Learning about problems and how to manage them comes from the wise and competent women in the WFS community. It is here that Statement #4 is being put into action every day in every imaginable way. Each of us has problems, they are a part of life but seeing how other women faced a problem helped me to understand my own. Soon the black and white thinking evolved into a colorful avenue of opportunity.
There are times in recovery when life seems to sail on without any rough waters and then as our founder, Jean Kirkpatrick, PhD, writes “There seem to be cycles in our lives when chaos reigns and all hell breaks loose in every area.” Through the clarity of sobriety, we can move through these difficulties instead of escaping with alcohol or drugs. We are competent women!
Are you aware of all-or-nothing thinking when it comes to problems in your life? How do you shift your thoughts?
Dear 4C Women,
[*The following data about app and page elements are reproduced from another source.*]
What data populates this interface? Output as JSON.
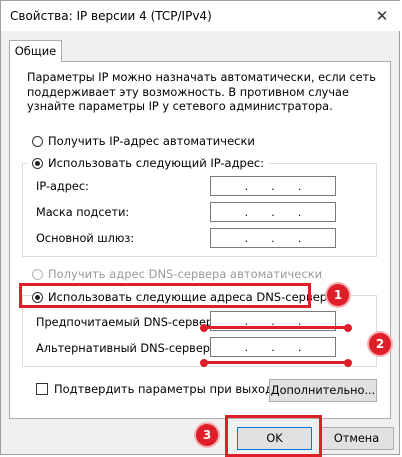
{
  "window": {
    "title": "Свойства: IP версии 4 (TCP/IPv4)",
    "close_glyph": "✕"
  },
  "tabs": [
    {
      "label": "Общие",
      "active": true
    }
  ],
  "description": "Параметры IP можно назначать автоматически, если сеть поддерживает эту возможность. В противном случае узнайте параметры IP у сетевого администратора.",
  "ip_section": {
    "auto_label": "Получить IP-адрес автоматически",
    "manual_label": "Использовать следующий IP-адрес:",
    "selected": "manual",
    "fields": [
      {
        "label": "IP-адрес:",
        "value": ". . ."
      },
      {
        "label": "Маска подсети:",
        "value": ". . ."
      },
      {
        "label": "Основной шлюз:",
        "value": ". . ."
      }
    ]
  },
  "dns_section": {
    "auto_label": "Получить адрес DNS-сервера автоматически",
    "auto_disabled": true,
    "manual_label": "Использовать следующие адреса DNS-серверов:",
    "selected": "manual",
    "fields": [
      {
        "label": "Предпочитаемый DNS-сервер:",
        "value": ". . ."
      },
      {
        "label": "Альтернативный DNS-сервер:",
        "value": ". . ."
      }
    ]
  },
  "validate_checkbox": {
    "label": "Подтвердить параметры при выходе",
    "checked": false
  },
  "buttons": {
    "advanced": "Дополнительно...",
    "ok": "OK",
    "cancel": "Отмена"
  },
  "annotations": {
    "color": "#e01e2a",
    "badges": [
      "1",
      "2",
      "3"
    ]
  }
}
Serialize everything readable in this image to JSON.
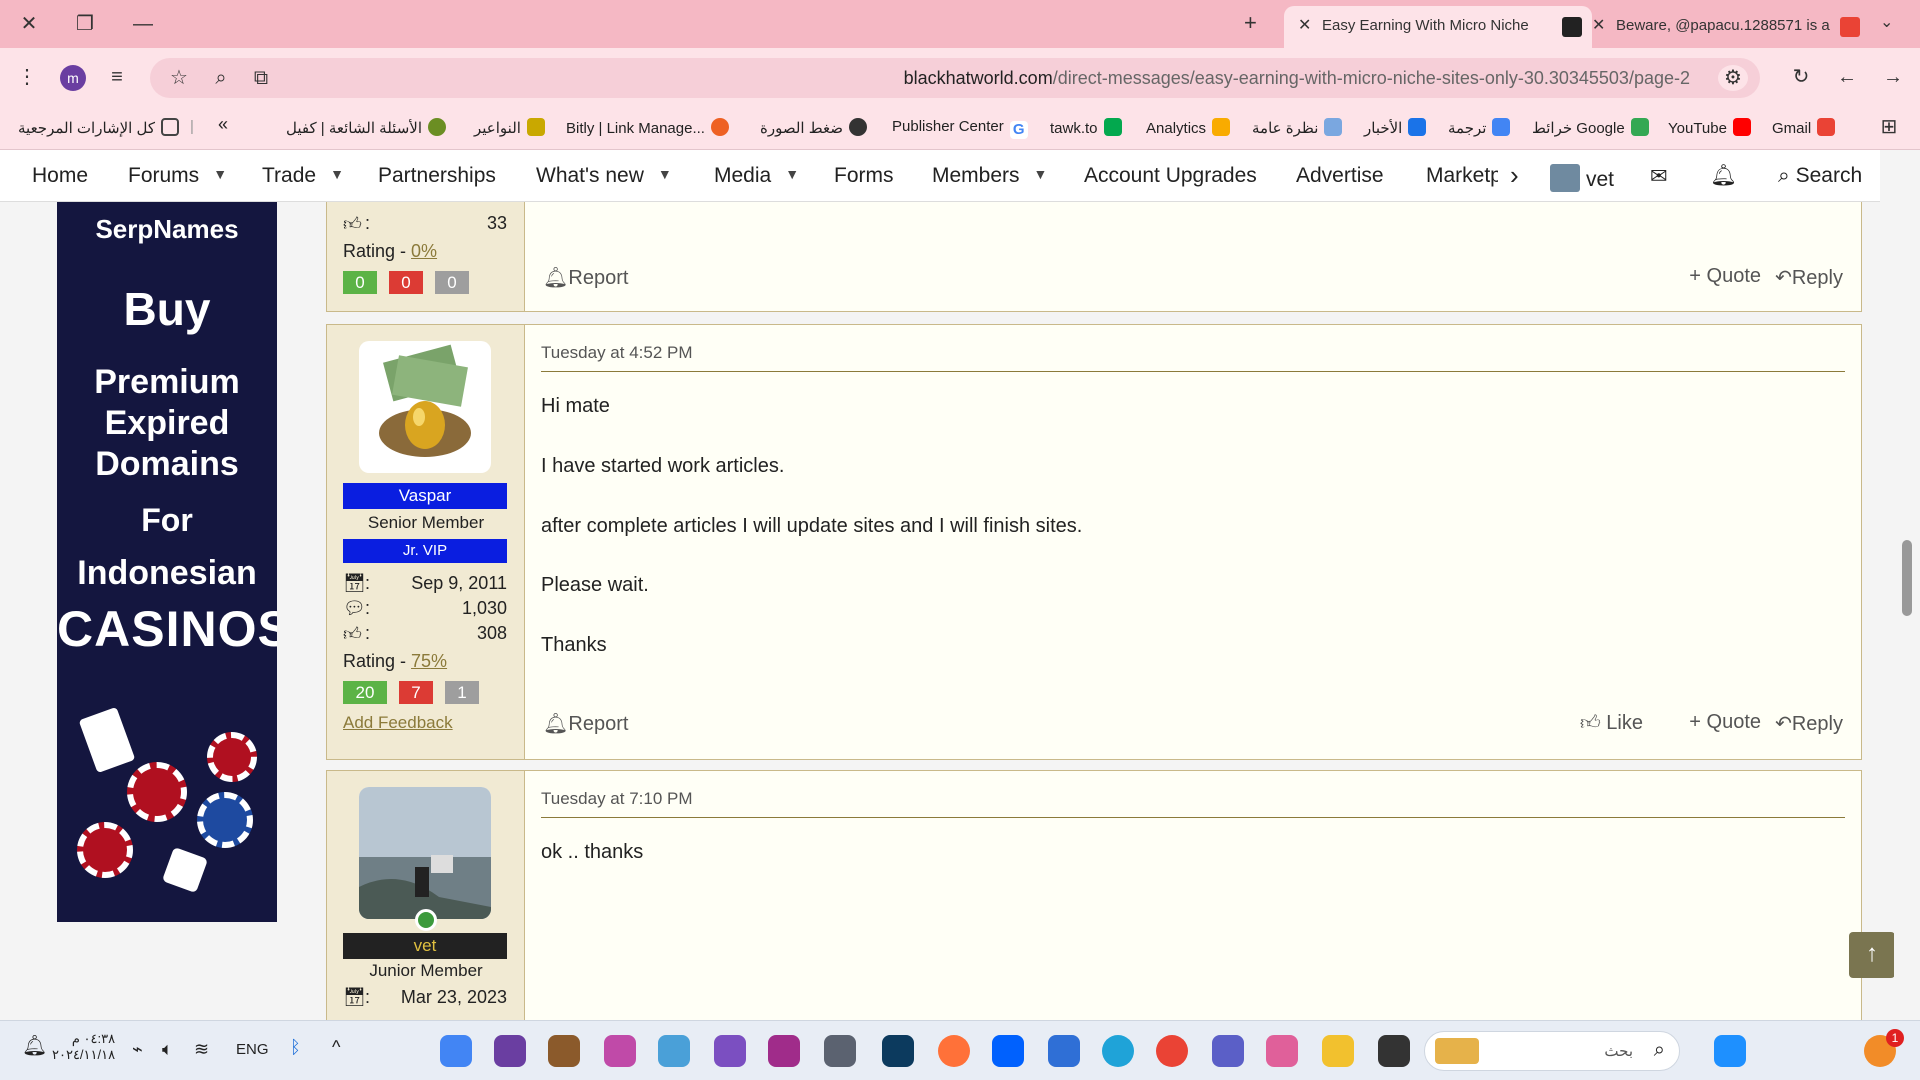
{
  "browser": {
    "tabs": [
      {
        "title": "Easy Earning With Micro Niche",
        "active": true
      },
      {
        "title": "Beware, @papacu.1288571 is a",
        "active": false
      }
    ],
    "url_domain": "blackhatworld.com",
    "url_path": "/direct-messages/easy-earning-with-micro-niche-sites-only-30.30345503/page-2",
    "profile_initial": "m",
    "bookmarks": [
      "Gmail",
      "YouTube",
      "خرائط Google",
      "ترجمة",
      "الأخبار",
      "نظرة عامة",
      "Analytics",
      "tawk.to",
      "Publisher Center",
      "ضغط الصورة",
      "Bitly | Link Manage...",
      "النواعير",
      "الأسئلة الشائعة | كفيل",
      "كل الإشارات المرجعية"
    ]
  },
  "nav": {
    "home": "Home",
    "forums": "Forums",
    "trade": "Trade",
    "partnerships": "Partnerships",
    "whats_new": "What's new",
    "media": "Media",
    "forms": "Forms",
    "members": "Members",
    "account_upgrades": "Account Upgrades",
    "advertise": "Advertise",
    "marketplace": "Marketp",
    "user": "vet",
    "search": "Search"
  },
  "ad": {
    "brand": "SerpNames",
    "line1": "Buy",
    "line2a": "Premium",
    "line2b": "Expired",
    "line2c": "Domains",
    "line3": "For",
    "line4": "Indonesian",
    "line5": "CASINOS"
  },
  "posts": [
    {
      "partial_top": true,
      "stat_likes": "33",
      "rating_label": "Rating - ",
      "rating_value": "0%",
      "ratings": [
        "0",
        "0",
        "0"
      ],
      "actions": {
        "report": "Report",
        "quote": "Quote",
        "reply": "Reply"
      }
    },
    {
      "username": "Vaspar",
      "user_title": "Senior Member",
      "badge": "Jr. VIP",
      "joined": "Sep 9, 2011",
      "messages": "1,030",
      "likes": "308",
      "rating_label": "Rating - ",
      "rating_value": "75%",
      "ratings": [
        "20",
        "7",
        "1"
      ],
      "feedback": "Add Feedback",
      "date": "Tuesday at 4:52 PM",
      "lines": [
        "Hi mate",
        "I have started work articles.",
        "after complete articles I will update sites and I will finish sites.",
        "Please wait.",
        "Thanks"
      ],
      "actions": {
        "report": "Report",
        "like": "Like",
        "quote": "Quote",
        "reply": "Reply"
      }
    },
    {
      "username": "vet",
      "user_title": "Junior Member",
      "joined": "Mar 23, 2023",
      "date": "Tuesday at 7:10 PM",
      "lines": [
        "ok .. thanks"
      ]
    }
  ],
  "taskbar": {
    "time": "٠٤:٣٨ م",
    "date": "٢٠٢٤/١١/١٨",
    "lang": "ENG",
    "search_placeholder": "بحث",
    "notif_count": "1"
  },
  "colors": {
    "tabstrip": "#f5b8c4",
    "toolbar": "#fde3e8",
    "user_panel": "#f1ead3",
    "accent": "#8b7a3a",
    "badge_blue": "#0a1ee0",
    "rating_green": "#5cb346",
    "rating_red": "#dc3b34",
    "rating_grey": "#9e9e9e"
  }
}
Such a great question. I have said over the years that there are ordinary, everyday problems and then there are concerns. I now tend to focus on concerns as those can hopefully be resolved with new skills. When drinking I tended to focus on ordinary problems as I didn’t have the confidence to tackle major concerns. Solving a concern seemed out of reach for me. WFS has taught me to be ready and willing to change. Really, ready and willing! I love the quote by Dr. King saying to face the challenge of change. That is what we are called to do. That is what WFS is all about – positive change with new coping skills. For me, it became learning how to problem solve, and face conflict rather than ignore my fears by drinking. How was I to learn anything if I was unwilling to face the challenge? I read that rather than focusing on your fear of resolving conflict or a major issue, stop and think about what you have to gain by learning ways to problem-solve. Changing that mindset paved the way for my willingness to learn how to tackle major concerns.
Part of my fear was setting boundaries. If I was to learn conflict resolution and problem-solving, how could I actually speak my voice if I feared being ridiculed for my ideas or being challenged when I lacked confidence? I knew that I wanted to be in charge of my life. In fact, through WFS, I was beginning to feel empowered, ready to learn how to be a 4C woman. This unknown quote spoke to me – “You can’t be behind the scenes in your own life.” So, if I was to practice Statement #4, I knew I had to be open to the consequences while learning to gain confidence. I certainly wasn’t making progress when I was drinking and I didn’t want to stay stuck. I wanted to learn how to stand up for myself, to feel confident as best I could while learning to speak my voice. Jean Kirkpatrick, Ph.D., understood that even when we learn all these fabulous problem-solving skills, life will still fill us with chaos. When this happens, and I find myself not up to the challenge, I tell myself that it’s okay. I see this as a temporary retreat, a time to refresh, to reflect, and use those skills when I am emotionally and spiritually ready. With my daughter’s passing, I feel I have had to tackle many battles that I wasn’t prepared for. Yet, WFS and the supportive 4C women, have kept me on track. I applaud myself for what I am able to do and I hope you praise yourself as well for how you are handling problems and concerns at this point in your recovery. You are a problem-solver just by making the commitment to sobriety!
Bonded in gaining confidence, learning problem-solving skills, and facing the challenges of change, Dee